“I feel, as a non-marijuana user, that I should not have somebody else’s use impact my life,” said South Burlington Police Chief Trevor Whipple, who spoke in favor of the bill Thursday at the House Committee on Government Operations.

Whipple acknowledged that he has never received a complaint about odor from medical marijuana, which has been legal in Vermont since 2004, nor does his department receive many complaints about cigarette smoke.

Whipple: “We don’t have a congregation of 12 medical marijuana users who say, ‘Come over to my house Friday night after work. We’re going to get together and use our medical marijuana.'”

“Arguably, it’s a stronger odor than cigarette smoke,” said Rep. Jim Harrison, R-Chittenden.

The state’s adult-use marijuana law, which takes effect in July, prohibits people from consuming marijuana in public places, including streets, sidewalks and hotels.

H. 819, which was introduced at the request of officials in St. Johnsbury, would give cities and towns additional authority to handle complaints about marijuana consumption on private property.

“We don’t want it to be so overly restrictive that it denies the person their right of use,” said St. Johnsbury Police Chief Tim Page, who spoke in favor of the bill.

Gov. Phil Scott’s marijuana commission supports the bill, as does the Vermont League of Cities and Towns.

Under Vermont’s legalization structure, landlords may prohibit tenants from consuming marijuana, and tenants who want to grow cannabis plants must obtain written permission from their landlords.

Angela Zaikowski, director of the Vermont Apartment Owners Association, questioned whether marijuana nuisance ordinances are necessary. She worries that landlords could be fined for their tenants’ marijuana smoke.

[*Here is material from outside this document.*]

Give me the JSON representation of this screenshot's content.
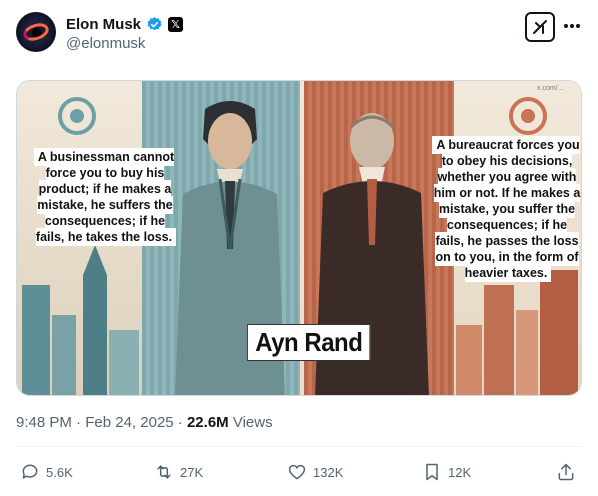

“We might be jumping the gun on this one a little bit,” Rep. Cindy Weed, P-Enosburg. “What problem are we trying to solve?”

The House Committee on Government Operations is scheduled to vote on the bill Friday morning.